(Page and application data records)

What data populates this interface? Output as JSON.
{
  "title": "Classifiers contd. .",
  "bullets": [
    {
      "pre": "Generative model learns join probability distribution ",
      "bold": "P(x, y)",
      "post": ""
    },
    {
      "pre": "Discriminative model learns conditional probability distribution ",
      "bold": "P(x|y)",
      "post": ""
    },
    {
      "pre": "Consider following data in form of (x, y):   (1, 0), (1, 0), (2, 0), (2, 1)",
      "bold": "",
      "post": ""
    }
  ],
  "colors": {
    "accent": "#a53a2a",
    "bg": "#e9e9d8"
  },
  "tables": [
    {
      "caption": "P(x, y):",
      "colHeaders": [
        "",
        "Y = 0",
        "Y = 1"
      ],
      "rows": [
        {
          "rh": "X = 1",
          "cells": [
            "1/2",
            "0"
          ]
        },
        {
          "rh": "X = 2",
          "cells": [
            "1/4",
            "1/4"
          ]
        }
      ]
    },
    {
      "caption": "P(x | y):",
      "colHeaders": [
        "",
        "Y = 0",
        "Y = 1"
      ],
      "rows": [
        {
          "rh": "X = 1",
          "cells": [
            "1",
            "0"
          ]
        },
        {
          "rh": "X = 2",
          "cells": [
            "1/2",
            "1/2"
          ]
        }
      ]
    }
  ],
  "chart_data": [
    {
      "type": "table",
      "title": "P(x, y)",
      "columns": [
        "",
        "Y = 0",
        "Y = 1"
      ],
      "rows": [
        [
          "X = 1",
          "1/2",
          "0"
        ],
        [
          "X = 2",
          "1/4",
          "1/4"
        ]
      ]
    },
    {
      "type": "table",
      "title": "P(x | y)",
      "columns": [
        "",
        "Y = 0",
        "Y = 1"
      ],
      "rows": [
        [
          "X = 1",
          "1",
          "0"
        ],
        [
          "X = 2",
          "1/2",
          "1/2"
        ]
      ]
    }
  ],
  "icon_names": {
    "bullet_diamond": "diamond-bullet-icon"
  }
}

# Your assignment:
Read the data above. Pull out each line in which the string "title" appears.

# Output of the exercise:
  "title": "Classifiers contd. .",
      "title": "P(x, y)",
      "title": "P(x | y)",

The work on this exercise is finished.